During the debate on the Energy Bill, a full Senate agreed to issue a statement that, in effect, acknowledge that man-made emissions of greenhouse gases trigger climate change: The Sense of the Senate spells out that action should be taken to reduce, stop and reverse climate change through market based mechanisms, but that these actions should not bring any undue burden on the American economy, its economic growth rate and employment levels.
To most Europeans this may sound like wishful thinking. The effect of the Kyoto protocol clearly affects the economies of European countries with tradable quotas ranging between EUR 18-24 per tonne of CO2. The power producing industries have been especially vocal about rising costs an production spill-over into countries that did not sign the Kyoto protocol.
The Kyoto protocol has been a bone of contention ever since it was introduced to―and ultimately rejected by―the US government.

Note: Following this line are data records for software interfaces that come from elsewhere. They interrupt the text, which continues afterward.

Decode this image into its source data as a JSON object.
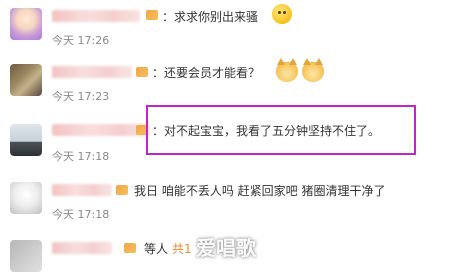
{
  "comments": [
    {
      "message": "：求求你别出来骚",
      "time": "今天 17:26"
    },
    {
      "message": "：还要会员才能看？",
      "time": "今天 17:23"
    },
    {
      "message": "：对不起宝宝，我看了五分钟坚持不住了。",
      "time": "今天 17:18"
    },
    {
      "message": "我日 咱能不丢人吗 赶紧回家吧 猪圈清理干净了",
      "time": "今天 17:18"
    },
    {
      "message": "等人",
      "extra": "共1"
    }
  ],
  "watermark": "爱唱歌",
  "colors": {
    "highlight": "#c026c5",
    "time": "#8a8a8a",
    "vip": "#f2a444"
  },
  "icons": [
    "smiley-emoji-icon",
    "cat-emoji-icon",
    "vip-badge-icon"
  ]
}
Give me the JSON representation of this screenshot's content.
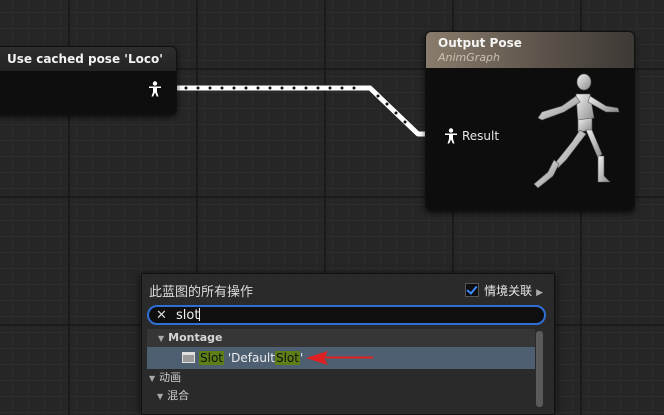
{
  "graph": {
    "cached_pose_node": {
      "title": "Use cached pose 'Loco'"
    },
    "output_pose_node": {
      "title": "Output Pose",
      "subtitle": "AnimGraph",
      "pin_label": "Result"
    }
  },
  "action_menu": {
    "title": "此蓝图的所有操作",
    "context_sensitive_label": "情境关联",
    "context_sensitive_checked": true,
    "search_value": "slot",
    "categories": [
      {
        "label": "Montage"
      }
    ],
    "selected_item": {
      "part1": "Slot",
      "part2": " 'Default",
      "part3": "Slot",
      "part4": "'"
    },
    "other_categories": [
      "动画",
      "混合"
    ]
  },
  "colors": {
    "accent": "#2e6fd6",
    "highlight": "#5d7f16",
    "selection": "#4e5f71",
    "annotation_arrow": "#e02020"
  }
}
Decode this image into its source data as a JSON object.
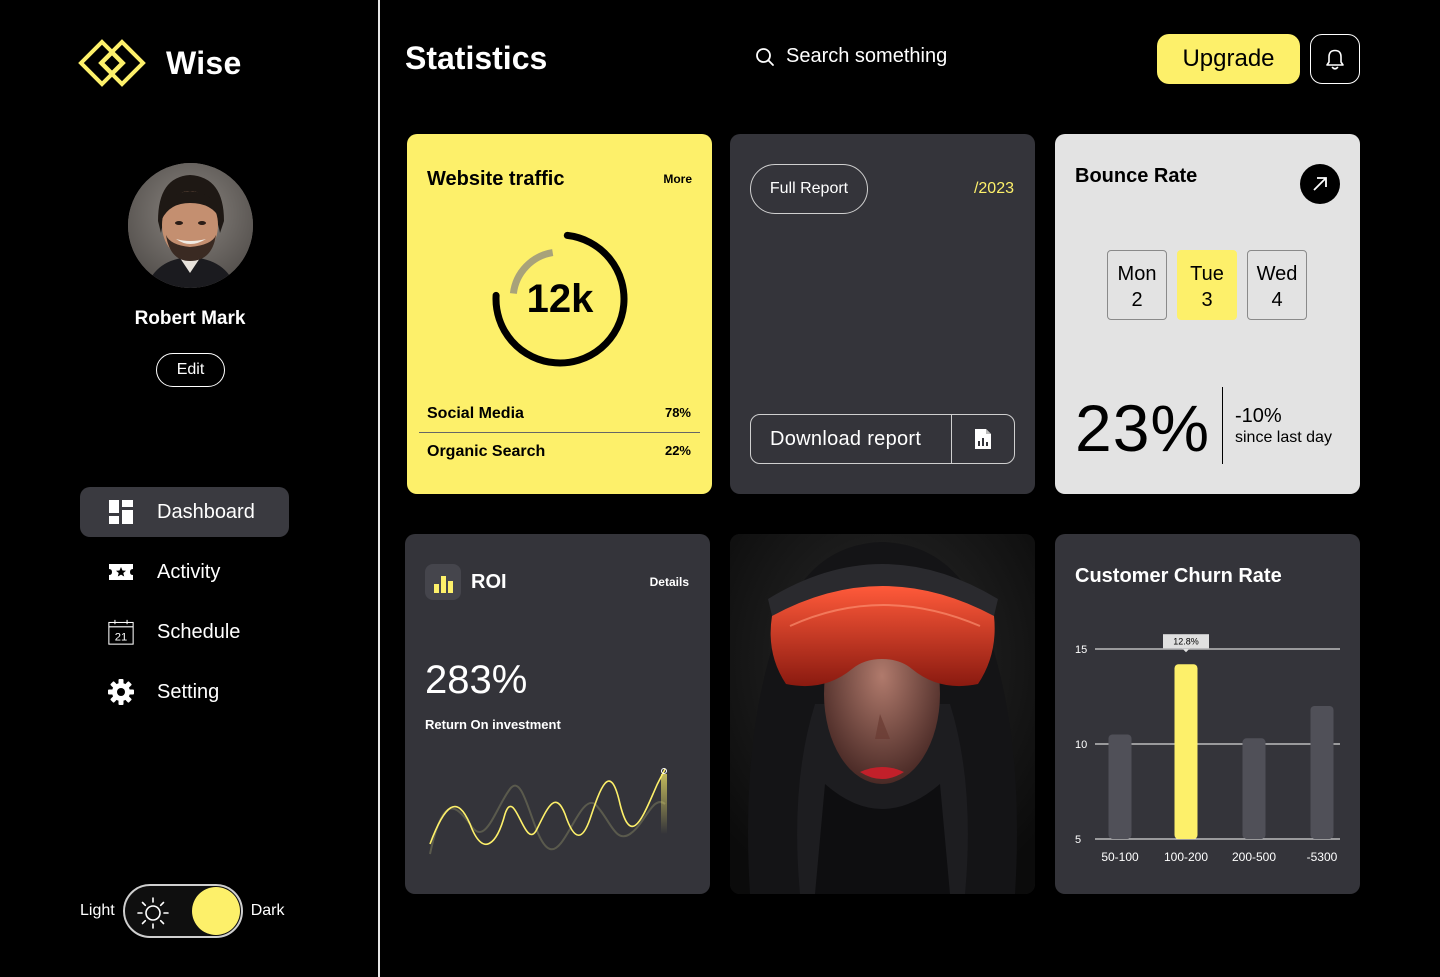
{
  "brand": {
    "name": "Wise",
    "accent": "#fdf06a"
  },
  "profile": {
    "name": "Robert Mark",
    "edit_label": "Edit"
  },
  "nav": [
    {
      "label": "Dashboard",
      "icon": "dashboard-icon",
      "active": true
    },
    {
      "label": "Activity",
      "icon": "ticket-icon",
      "active": false
    },
    {
      "label": "Schedule",
      "icon": "calendar-icon",
      "active": false,
      "icon_text": "21"
    },
    {
      "label": "Setting",
      "icon": "gear-icon",
      "active": false
    }
  ],
  "theme": {
    "light_label": "Light",
    "dark_label": "Dark",
    "mode": "dark"
  },
  "header": {
    "title": "Statistics",
    "search_placeholder": "Search something",
    "upgrade_label": "Upgrade"
  },
  "traffic": {
    "title": "Website traffic",
    "more_label": "More",
    "total": "12k",
    "sources": [
      {
        "name": "Social Media",
        "percent": "78%"
      },
      {
        "name": "Organic Search",
        "percent": "22%"
      }
    ]
  },
  "report": {
    "full_label": "Full Report",
    "year": "/2023",
    "download_label": "Download report"
  },
  "bounce": {
    "title": "Bounce Rate",
    "days": [
      {
        "name": "Mon",
        "num": "2",
        "selected": false
      },
      {
        "name": "Tue",
        "num": "3",
        "selected": true
      },
      {
        "name": "Wed",
        "num": "4",
        "selected": false
      }
    ],
    "value": "23%",
    "change": "-10%",
    "change_label": "since last day"
  },
  "roi": {
    "title": "ROI",
    "details_label": "Details",
    "value": "283%",
    "subtitle": "Return On  investment"
  },
  "churn": {
    "title": "Customer Churn Rate"
  },
  "chart_data": {
    "type": "bar",
    "categories": [
      "50-100",
      "100-200",
      "200-500",
      "-5300"
    ],
    "values": [
      10.5,
      14.2,
      10.3,
      12.0
    ],
    "highlight_index": 1,
    "annotation": "12.8%",
    "yticks": [
      5,
      10,
      15
    ],
    "ylim": [
      5,
      15
    ],
    "grid": true,
    "colors": {
      "bar": "#505058",
      "highlight": "#fdf06a"
    }
  }
}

Complaints from Capitol Hill to the White House focussed on the notion that the treaty would hit US economic development the hardest of those states targeted by the treaty. US complaints also centered on the notion that developing nations would get a free ride to pollute under Kyoto.
Both reasons are have been seen by experts as valid, but the US shunning of the treaty has been taken as one more sign of US ignorance to international legal treaties and the UN-system in particular. Likewise, the administrations of George Bushes senior and junior and many other republicans have dumped cold water on climate change as pseudo-science.
Nonetheless, the Senates energy bill seemed at least to approach some of the goals proposed by Kyoto.
Some Senators, notably James Inhofe R-Oklahoma and Larry Craig R-Idaho seem to constitute a dwindling tribe of climate change skeptics within their party and have begun to swing their view toward the possibility that industry is causing changes in weather patterns. This seems to have cost them the support of major industry contributors to their respective campaigns, notably Exxon-Mobile.
During a climate change hearing last week, Senators learned suggestions in the proposed bipartisan National Commission on Energy Policy (NCEP) would only hurt the Gross Domestic Product growth nominally―80.6 percent compared to 80.0 percent from now until 2025.
The situation is reminiscent of the innovative efforts complete by American researchers to produce fuel-efficient cars in the 1980s. Once the immediate crisis was out of sight extended funding for commercialize prototypes dried up. The development teams and know-how were quickly absorbed by Toyota and Honda.
The McCain/Lieberman Climate Stewardship Bill contained a cap and trade regime similar to the Kyoto agreement. It suffered a slow death this summer with lowered support than last time is was proposed.
The most likely option now is the proposal by the NCEP, which forwarded a cap and trade system with a safety valve set at 7 US dollars per ton of CO2. The safety valve means that any CO2 emission reduction that would cost more that 7 dollars should be shelved. Canada has a similar safety valve system. Compared with the trading prices on CO2 emissions in Europe, the NCEP version is relatively low.
So what can the world expect of the coming hearing? The American economy needs to enhance it overall efficiency and lower its energy dependency and intensity. This might affect large corporations and consumers. As noted by Newsweek recently, perhaps very expensive gasoline is the only factor that will alter the choices of consumers. The current administration is unwilling to use command and control mechanisms, although patchy federal response to natural disasters could serve as an illustration of the pitfalls of market-based non-intervention.